The legacy of Acar’s multifaceted practice, similar to the remaining photographic print of Türkiye Rölyefi, continues to haunt its audiences with a dilemma that is yet unresolved as Turkey still struggles the deleterious effects of the inequalities produced by its rapid modernizing process, a process which cemented not only an inequitable distribution of resources, but also a steady, ongoing march of ecological devastation. Although Acar did not live to witness the catastrophic environmental disasters plaguing Turkey today, it is important to examine Türkiye Rölyefi’s potential as an artwork attempting to mobilize all of its resources to activate public space. In this work, Acar not only acknowledged the realities of environmental destruction, but also modeled political engagement with these said realities. Indeed, the destiny of Türkiye Rölyefi encapsulates Acar’s ecocritical gesture not only as a work suspended and interrupted by authoritarian repression, but also as a call for a model of ecocritical practices yet to come.

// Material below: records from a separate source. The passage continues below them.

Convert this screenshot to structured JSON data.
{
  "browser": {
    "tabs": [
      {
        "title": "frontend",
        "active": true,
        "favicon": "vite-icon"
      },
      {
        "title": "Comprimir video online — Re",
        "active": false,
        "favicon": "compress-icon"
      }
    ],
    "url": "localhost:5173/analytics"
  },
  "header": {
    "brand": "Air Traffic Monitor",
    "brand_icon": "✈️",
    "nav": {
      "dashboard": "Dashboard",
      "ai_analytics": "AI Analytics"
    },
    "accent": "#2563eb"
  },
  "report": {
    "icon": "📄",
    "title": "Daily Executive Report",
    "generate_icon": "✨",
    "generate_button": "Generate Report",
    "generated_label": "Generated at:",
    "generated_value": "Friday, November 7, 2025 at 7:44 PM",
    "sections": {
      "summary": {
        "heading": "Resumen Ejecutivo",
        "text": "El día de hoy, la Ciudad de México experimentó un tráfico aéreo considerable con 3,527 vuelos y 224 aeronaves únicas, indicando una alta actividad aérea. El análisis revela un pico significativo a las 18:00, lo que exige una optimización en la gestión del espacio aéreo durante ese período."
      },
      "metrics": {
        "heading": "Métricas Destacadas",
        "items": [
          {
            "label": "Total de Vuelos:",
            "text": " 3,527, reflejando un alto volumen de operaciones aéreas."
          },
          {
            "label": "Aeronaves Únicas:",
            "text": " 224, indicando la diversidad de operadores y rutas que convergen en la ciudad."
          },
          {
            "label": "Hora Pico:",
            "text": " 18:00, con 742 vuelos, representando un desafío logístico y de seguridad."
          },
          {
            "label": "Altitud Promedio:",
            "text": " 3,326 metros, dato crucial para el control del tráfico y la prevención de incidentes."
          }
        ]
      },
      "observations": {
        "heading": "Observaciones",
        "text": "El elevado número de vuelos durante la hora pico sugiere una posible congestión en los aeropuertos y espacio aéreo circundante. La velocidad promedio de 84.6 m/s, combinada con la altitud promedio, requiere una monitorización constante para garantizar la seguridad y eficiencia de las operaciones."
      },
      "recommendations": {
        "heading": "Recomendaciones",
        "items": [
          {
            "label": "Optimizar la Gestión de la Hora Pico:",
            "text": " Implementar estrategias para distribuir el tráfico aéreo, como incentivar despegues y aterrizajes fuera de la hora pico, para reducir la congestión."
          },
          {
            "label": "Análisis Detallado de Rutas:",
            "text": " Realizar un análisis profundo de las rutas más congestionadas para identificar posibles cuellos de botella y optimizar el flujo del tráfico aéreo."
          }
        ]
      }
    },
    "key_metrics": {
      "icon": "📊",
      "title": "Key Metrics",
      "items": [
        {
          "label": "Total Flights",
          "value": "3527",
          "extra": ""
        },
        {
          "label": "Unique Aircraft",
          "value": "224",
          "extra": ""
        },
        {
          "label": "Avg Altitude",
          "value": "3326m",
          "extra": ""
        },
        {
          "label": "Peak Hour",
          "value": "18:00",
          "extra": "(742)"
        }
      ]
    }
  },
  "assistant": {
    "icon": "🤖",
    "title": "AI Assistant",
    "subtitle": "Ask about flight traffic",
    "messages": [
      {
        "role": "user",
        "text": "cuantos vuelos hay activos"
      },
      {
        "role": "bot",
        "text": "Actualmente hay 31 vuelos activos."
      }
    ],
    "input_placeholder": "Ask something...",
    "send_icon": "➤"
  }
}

Hande Sever is an artist, technologist and theorist working at the intersections of decoloniality, vernacular architecture, ecosophy and emerging technologies. Her writing has been published by Getty Research Journal, Art Institute Review, Stedelijk Studies, Journal of Arts & Communities, and X-TRA Contemporary Art Quarterly, among others. As an artist, her work often takes up her family’s history of persecution to explore divergent lines of inquiries addressing military violence, surveillance, and censorship. Sever’s works have been presented at Hauser & Wirth Somerset, UK; MAK Museum Vienna, Austria; CICA Museum Seoul, South Korea; Museum of Contemporary Art Chicago, IL; A.I.R. Gallery in New York; BOX Gallery in Los Angeles, CA. Sever received her MFA in Art and Technology from the California Institute of the Arts (CalArts) and her double BA in Visual Arts and Computer Science from Emory University. She is currently a PhD candidate in the Art History, Theory, and Criticism program with a concentration in Art Practice at the University of California San Diego (UCSD), and prior to joining UCSD she was a visiting faculty member of CalArts’ Photography and Media program. Sever’s works have been supported with grants from the Felix Gonzalez-Torres Foundation, California Arts Council, Getty Foundation and Henry Luce Foundation.